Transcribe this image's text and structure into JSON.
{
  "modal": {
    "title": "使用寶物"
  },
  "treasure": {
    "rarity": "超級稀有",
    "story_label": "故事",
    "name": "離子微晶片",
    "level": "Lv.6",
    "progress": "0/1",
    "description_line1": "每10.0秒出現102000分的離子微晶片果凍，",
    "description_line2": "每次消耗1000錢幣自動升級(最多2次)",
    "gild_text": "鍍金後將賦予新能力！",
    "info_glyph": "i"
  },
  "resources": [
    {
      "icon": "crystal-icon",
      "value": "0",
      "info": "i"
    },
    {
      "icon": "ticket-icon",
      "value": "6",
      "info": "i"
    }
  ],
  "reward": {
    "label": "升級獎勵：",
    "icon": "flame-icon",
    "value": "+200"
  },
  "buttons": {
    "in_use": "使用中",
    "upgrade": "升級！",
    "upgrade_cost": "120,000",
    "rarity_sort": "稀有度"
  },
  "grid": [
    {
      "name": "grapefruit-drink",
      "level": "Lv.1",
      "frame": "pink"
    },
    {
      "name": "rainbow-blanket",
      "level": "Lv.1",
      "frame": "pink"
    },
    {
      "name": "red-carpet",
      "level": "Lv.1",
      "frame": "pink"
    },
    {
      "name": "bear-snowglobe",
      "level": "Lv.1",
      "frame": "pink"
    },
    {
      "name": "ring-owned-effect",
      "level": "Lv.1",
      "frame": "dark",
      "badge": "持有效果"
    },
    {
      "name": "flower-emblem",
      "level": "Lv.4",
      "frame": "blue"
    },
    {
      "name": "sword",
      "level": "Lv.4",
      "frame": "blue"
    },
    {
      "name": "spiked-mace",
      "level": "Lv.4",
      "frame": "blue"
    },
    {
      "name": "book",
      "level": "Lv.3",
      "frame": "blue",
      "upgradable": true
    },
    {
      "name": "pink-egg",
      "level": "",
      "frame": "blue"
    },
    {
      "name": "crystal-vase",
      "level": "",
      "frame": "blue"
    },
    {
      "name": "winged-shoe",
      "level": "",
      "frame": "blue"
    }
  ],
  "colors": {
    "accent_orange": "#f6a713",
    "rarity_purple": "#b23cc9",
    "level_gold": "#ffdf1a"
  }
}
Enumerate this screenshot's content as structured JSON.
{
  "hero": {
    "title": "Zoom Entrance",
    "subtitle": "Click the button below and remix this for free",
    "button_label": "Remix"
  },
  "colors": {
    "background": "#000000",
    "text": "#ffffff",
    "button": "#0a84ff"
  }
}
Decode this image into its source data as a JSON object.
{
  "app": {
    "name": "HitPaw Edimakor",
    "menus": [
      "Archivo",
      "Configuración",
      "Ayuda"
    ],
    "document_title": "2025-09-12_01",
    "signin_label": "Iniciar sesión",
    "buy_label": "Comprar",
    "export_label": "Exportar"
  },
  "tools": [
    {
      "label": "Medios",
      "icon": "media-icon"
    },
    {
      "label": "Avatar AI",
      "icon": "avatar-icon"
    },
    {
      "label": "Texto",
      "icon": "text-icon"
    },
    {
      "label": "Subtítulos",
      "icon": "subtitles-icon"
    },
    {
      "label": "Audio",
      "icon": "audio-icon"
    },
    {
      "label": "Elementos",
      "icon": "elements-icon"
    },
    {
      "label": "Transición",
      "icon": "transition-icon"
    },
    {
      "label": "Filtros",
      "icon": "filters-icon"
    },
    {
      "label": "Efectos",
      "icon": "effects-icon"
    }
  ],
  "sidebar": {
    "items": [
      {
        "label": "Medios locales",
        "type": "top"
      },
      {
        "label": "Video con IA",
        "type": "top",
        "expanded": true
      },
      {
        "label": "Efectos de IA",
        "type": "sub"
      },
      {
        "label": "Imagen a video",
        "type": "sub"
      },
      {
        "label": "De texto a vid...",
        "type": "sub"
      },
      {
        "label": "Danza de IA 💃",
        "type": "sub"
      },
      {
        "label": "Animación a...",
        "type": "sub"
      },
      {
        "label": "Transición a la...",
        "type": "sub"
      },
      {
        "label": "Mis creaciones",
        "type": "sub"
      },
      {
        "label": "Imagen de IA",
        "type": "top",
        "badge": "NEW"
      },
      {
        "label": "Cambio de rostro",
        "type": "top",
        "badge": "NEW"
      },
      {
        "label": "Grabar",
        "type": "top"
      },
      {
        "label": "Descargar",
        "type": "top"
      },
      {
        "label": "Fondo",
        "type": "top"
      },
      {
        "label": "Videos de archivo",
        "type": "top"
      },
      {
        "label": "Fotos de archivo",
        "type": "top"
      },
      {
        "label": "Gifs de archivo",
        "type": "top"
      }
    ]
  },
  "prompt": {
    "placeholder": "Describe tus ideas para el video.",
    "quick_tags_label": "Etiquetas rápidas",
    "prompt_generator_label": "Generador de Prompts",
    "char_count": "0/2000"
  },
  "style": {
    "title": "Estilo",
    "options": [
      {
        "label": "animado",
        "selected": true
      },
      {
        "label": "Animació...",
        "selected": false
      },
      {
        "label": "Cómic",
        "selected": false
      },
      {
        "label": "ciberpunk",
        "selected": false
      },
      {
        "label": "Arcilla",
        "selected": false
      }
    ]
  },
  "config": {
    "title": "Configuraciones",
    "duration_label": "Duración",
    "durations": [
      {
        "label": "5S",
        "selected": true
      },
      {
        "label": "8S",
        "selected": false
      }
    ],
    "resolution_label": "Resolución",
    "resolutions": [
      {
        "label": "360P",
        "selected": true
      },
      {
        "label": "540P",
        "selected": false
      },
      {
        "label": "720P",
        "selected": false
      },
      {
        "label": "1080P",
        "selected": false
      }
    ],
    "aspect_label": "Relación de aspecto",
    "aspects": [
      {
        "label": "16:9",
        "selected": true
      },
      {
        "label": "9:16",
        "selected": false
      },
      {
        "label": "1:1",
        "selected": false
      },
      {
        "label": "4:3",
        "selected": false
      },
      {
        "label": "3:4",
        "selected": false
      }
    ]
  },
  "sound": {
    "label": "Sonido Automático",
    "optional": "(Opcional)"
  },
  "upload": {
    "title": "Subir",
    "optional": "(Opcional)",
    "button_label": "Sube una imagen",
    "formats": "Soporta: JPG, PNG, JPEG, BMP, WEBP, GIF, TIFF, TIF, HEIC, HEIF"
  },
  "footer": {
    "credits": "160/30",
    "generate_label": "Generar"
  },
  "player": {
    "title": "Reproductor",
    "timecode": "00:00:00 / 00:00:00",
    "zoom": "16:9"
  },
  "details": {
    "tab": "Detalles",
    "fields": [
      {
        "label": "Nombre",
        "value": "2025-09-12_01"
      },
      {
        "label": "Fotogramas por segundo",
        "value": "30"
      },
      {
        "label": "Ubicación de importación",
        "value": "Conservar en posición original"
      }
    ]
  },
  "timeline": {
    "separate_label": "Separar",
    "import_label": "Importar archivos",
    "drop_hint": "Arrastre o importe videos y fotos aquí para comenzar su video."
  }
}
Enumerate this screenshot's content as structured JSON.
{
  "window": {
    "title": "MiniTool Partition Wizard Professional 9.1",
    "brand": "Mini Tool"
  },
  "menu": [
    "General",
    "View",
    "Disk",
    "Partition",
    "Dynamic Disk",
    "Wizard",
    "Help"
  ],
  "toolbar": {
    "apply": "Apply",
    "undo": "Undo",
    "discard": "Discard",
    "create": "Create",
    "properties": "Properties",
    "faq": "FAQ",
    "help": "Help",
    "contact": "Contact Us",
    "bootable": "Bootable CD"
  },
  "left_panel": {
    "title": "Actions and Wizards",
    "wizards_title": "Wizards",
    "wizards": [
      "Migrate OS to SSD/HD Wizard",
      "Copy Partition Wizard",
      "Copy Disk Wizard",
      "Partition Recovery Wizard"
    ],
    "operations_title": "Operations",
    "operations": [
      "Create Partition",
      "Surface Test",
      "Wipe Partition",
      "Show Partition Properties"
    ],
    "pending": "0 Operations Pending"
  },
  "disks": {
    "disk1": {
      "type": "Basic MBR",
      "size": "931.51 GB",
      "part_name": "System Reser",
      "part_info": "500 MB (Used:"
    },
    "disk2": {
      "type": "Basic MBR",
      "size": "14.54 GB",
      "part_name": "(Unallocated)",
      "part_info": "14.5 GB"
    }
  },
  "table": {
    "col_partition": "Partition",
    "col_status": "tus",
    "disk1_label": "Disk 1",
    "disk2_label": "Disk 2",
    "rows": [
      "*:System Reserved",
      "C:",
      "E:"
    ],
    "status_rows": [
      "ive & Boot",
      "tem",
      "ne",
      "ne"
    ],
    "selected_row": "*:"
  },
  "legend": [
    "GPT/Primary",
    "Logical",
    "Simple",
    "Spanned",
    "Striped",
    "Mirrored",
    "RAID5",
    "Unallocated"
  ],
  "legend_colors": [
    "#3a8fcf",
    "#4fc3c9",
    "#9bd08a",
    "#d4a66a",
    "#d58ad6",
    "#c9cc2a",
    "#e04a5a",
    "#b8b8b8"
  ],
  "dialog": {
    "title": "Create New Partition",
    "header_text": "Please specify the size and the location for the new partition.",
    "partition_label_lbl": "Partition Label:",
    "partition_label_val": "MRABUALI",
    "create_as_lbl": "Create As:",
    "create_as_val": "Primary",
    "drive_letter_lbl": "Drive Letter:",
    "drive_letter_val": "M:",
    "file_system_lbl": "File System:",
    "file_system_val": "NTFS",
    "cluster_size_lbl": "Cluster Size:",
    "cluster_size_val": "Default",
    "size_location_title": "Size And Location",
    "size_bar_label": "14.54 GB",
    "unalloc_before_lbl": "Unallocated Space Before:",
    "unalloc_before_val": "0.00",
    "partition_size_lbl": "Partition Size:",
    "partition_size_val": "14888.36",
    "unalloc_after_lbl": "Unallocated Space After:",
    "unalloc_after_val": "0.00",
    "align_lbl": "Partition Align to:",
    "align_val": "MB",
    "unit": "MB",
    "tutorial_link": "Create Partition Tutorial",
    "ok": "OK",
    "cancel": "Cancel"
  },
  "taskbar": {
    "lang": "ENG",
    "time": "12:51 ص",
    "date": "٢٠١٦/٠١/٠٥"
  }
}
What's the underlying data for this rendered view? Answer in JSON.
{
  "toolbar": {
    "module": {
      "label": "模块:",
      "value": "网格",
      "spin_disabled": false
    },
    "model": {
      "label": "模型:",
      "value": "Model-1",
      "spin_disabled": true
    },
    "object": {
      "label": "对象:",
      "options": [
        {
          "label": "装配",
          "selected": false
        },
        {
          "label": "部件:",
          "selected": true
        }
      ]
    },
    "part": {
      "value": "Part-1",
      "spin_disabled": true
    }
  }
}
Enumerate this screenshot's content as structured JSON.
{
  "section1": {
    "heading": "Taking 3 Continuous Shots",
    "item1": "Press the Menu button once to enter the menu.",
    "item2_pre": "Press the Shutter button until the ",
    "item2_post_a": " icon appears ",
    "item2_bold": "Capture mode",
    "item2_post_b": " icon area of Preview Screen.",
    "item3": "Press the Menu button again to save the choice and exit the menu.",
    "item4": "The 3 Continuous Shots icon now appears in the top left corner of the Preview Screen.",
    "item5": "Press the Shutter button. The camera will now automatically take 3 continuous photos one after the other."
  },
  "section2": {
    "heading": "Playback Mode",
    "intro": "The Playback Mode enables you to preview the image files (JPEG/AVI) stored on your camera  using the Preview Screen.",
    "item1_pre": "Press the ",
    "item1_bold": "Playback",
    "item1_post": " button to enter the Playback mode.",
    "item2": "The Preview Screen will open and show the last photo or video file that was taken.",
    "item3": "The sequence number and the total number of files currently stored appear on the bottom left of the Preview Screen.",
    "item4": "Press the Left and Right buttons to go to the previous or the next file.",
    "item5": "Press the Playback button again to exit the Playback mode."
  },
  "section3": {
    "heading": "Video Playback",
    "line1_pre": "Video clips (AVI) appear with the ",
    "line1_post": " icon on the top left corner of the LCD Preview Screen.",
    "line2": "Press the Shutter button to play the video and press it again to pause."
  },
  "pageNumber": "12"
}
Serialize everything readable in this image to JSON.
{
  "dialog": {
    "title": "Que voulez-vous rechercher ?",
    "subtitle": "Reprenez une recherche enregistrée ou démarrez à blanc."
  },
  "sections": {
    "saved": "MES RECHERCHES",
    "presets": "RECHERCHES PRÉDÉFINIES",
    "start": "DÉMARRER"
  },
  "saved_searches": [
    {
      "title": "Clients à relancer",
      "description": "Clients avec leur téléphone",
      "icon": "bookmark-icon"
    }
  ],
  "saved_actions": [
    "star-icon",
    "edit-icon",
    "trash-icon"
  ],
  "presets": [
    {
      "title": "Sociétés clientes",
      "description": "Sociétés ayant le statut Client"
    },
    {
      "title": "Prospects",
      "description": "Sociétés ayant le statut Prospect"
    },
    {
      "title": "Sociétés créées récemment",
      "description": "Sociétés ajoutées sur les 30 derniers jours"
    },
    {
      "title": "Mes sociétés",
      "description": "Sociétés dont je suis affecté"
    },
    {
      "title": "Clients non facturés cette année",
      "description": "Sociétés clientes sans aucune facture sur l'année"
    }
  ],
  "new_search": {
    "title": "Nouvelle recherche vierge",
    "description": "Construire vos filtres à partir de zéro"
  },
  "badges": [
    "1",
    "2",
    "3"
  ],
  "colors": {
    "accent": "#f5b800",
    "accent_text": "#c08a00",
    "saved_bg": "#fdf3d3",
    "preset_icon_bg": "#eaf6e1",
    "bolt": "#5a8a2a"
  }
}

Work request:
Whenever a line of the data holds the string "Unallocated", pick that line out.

Task output:
      "part_name": "(Unallocated)",
    "Unallocated"
    "unalloc_before_lbl": "Unallocated Space Before:",
    "unalloc_after_lbl": "Unallocated Space After:",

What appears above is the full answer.